Andrew Rannells’s Elijah is such a source of comedy as a recurring guest star on the show. The reveal of his suit shorts …
Those were written into the script! If it’s an outfit that that’s specific, you’ll find it’s often in the stage directions. There are very detailed descriptions of people’s outfits. 

How are things going to change for that character now that Andrew is a series regular? Are things going to get more dramatic for him?
We’re just starting on the fourth season, but our intention when we got him as a regular was, Okay, now we get to really use Andrew in the way we want to with no reservations and no limitations.

Adam was not happy that Hannah kicked Caroline (Gaby Hoffmann) out of the apartment. Now she’s back, she’s pregnant, and she’s even living in the same building with Laird. Why did she resurface now and in this way? Will she be back next season?
The idea was we’re going to show you the craziest person we’ve seen all season and she’s going to be doing better than you. [Laughs.] Whether or not she will be back, that has a lot to do with scheduling. Gaby’s in Transparent now.
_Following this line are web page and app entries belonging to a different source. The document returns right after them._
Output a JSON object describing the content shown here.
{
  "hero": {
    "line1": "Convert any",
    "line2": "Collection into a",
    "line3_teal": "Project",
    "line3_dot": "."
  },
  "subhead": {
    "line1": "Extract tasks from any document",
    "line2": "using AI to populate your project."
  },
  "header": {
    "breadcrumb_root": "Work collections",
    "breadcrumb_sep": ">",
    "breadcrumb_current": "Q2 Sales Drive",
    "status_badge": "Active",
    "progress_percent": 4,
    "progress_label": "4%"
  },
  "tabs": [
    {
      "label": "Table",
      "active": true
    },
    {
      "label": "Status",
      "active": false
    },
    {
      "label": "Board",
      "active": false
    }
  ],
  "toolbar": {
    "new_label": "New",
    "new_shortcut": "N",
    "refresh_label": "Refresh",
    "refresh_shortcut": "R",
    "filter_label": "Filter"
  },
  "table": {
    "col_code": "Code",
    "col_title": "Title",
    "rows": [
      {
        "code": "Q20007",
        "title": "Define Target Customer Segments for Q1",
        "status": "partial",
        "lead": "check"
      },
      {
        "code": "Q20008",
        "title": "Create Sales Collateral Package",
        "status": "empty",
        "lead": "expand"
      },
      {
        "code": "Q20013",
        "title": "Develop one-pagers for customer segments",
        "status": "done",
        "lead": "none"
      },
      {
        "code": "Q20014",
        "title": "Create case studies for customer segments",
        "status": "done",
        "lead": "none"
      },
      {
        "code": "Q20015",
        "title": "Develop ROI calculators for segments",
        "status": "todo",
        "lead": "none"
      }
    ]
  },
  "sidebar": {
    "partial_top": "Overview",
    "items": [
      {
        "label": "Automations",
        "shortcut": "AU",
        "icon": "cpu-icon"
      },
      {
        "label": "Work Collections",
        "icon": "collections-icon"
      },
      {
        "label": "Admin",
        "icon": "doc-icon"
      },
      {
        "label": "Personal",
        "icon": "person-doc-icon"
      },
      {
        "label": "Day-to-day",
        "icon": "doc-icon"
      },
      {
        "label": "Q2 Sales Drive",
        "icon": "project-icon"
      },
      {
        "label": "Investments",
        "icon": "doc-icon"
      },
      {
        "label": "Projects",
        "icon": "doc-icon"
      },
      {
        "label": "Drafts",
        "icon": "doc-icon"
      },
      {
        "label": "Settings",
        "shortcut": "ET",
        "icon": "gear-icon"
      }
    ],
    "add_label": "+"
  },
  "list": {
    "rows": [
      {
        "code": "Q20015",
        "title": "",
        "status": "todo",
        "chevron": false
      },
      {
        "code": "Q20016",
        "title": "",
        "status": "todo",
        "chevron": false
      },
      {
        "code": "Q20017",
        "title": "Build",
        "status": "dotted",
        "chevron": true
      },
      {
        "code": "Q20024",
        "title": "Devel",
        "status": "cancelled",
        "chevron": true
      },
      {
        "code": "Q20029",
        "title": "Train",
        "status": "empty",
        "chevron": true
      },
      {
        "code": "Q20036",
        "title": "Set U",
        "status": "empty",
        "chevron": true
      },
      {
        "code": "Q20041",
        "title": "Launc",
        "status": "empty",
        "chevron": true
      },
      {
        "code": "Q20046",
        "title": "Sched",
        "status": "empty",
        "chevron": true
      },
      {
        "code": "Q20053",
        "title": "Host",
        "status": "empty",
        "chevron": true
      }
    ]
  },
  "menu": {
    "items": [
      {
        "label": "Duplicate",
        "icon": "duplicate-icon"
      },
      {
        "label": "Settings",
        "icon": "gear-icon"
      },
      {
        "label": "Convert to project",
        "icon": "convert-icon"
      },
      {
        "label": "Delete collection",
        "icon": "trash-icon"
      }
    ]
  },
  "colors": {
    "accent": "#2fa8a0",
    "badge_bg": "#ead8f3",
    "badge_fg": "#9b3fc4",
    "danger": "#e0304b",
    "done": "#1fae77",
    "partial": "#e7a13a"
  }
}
But there’s no bigger dream than working with Gaby and Jon Glaser, so fingers crossed.

Girls Showrunner Jenni Konner Talks Season 3